This respects the position in international law, affirmed by Article 19 of the International Covenant of Civil and Political Rights, which states everyone shall have the right to hold opinions without interference, and everyone shall have the right to freedom of expression. Article 19.3 states that right to expression may be subject to certain restrictions provided by law to protect the rights and reputations of others, and to protect public health or morals.
Rarely addressed by either opponents of 18C, or the media who are meant to interrogate their arguments, is the companion provision of s 18D. This provision contains exemptions to the restrictions in 18C. So long as what it said is done reasonably and in good faith, then artistic works, public debate and discussion, scientific publications, or any fair and accurate report in the public interest, or fair comment in the public interest expressing a genuinely held belief, is exempt. It is not unlawful.
It’s easy to see why 18C opponents don’t raise 18D, because it’s a generous provision. There was a rare occasion recently where a journalist, the wonderful Patricia Karvelas on RN Drive, did interrogate an 18C opponent, Senator James Patterson, on the subject of 18D. His response was to first claim the provision didn’t work, citing the 2011 Andrew Bolt case, and then to argue courts shouldn’t be the ones to decide what is fair and reasonable.
It’s a common refrain in this debate, to cite a purportedly unfair decision (invariably the Bolt case), and then to discredit the judgment and legitimacy of the decision maker. Journalists though rarely if ever ask for a further precedent. Recently 18C opponents have begun offering a second example, the as yet undecided case before the Federal Court involving students from QUT.
So relatively rare are judicial proceedings arising from s 18C, a tiny proportion of total complaints received under the provision, that the scarcity of precedents offers by 18C opponents to support their cause should be telling. Indeed opposition to 18C, including the IPA’s campaign, only began after the Bolt case, against the then 16 year old provision. It is disappointing the media has not delved into this more, though I commend the always erudite Waleed Aly for doing so briefly this week in the Sydney Morning Herald.

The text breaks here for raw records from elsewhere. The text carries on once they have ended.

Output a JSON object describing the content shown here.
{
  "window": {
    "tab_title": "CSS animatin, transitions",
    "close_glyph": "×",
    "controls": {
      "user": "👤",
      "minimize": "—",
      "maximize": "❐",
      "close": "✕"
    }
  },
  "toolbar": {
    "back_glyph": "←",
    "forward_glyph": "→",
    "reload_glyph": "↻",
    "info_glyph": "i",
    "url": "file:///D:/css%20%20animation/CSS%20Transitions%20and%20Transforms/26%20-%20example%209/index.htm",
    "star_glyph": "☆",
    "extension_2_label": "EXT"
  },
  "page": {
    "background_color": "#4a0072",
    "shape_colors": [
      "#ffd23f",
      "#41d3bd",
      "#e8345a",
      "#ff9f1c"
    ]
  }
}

Unfortunately the debate over 18C ignores precedent and statistics from the 20 years the provision has been in force, in favour of abstract philosophical arguments. Consider this example from Guardian Australia’s Melbourne Editor Gay Alcorn:
And this from the IPA’s Simon Brehany:
Let’s remember that under Australian law, free speech is protected to the extent that it is necessary to ensure enfranchised citizens can cast an informed vote, referred to as the “implied freedom of political communication.” And as touched on earlier, international law recognises the importance of free expression to civil and political life, but also recognises it may be limited to protect the rights and reputations of others.
Neither international nor Australian law provide a sound basis for Brehany’s or Alcorn’s philosophical arguments, which are by no means unique in this debate. This is to be expected, as law demands nuance and detail, careful interpretation, and the balancing of rights. But abstract philosophical arguments are attractive, perhaps that is why they have taken centre stage in this debate. Free speech is perceived as good, so is democracy. But in the abstract they have no regard for the detail, for the balance of competing rights. And so long as these abstract philosophical arguments take centre stage, the debate over 18C will be one that goes in circles.
We need to reframe the debate, and we need to do so based on s 18D. Section 18D is the generous provision that is there protect free speech, that says all the things we can still say and do in good faith in public, that will not cause the ills s 18C seeks to prevent. It is there to ensure we can still engage in public discourse, that opinions can still be expressed, that journalists can still report, and that science and the arts can still shine a light on society as they must.
The simple question that must be asked in this debate is what do you want to say or do that isn’t already permitted by s 18D?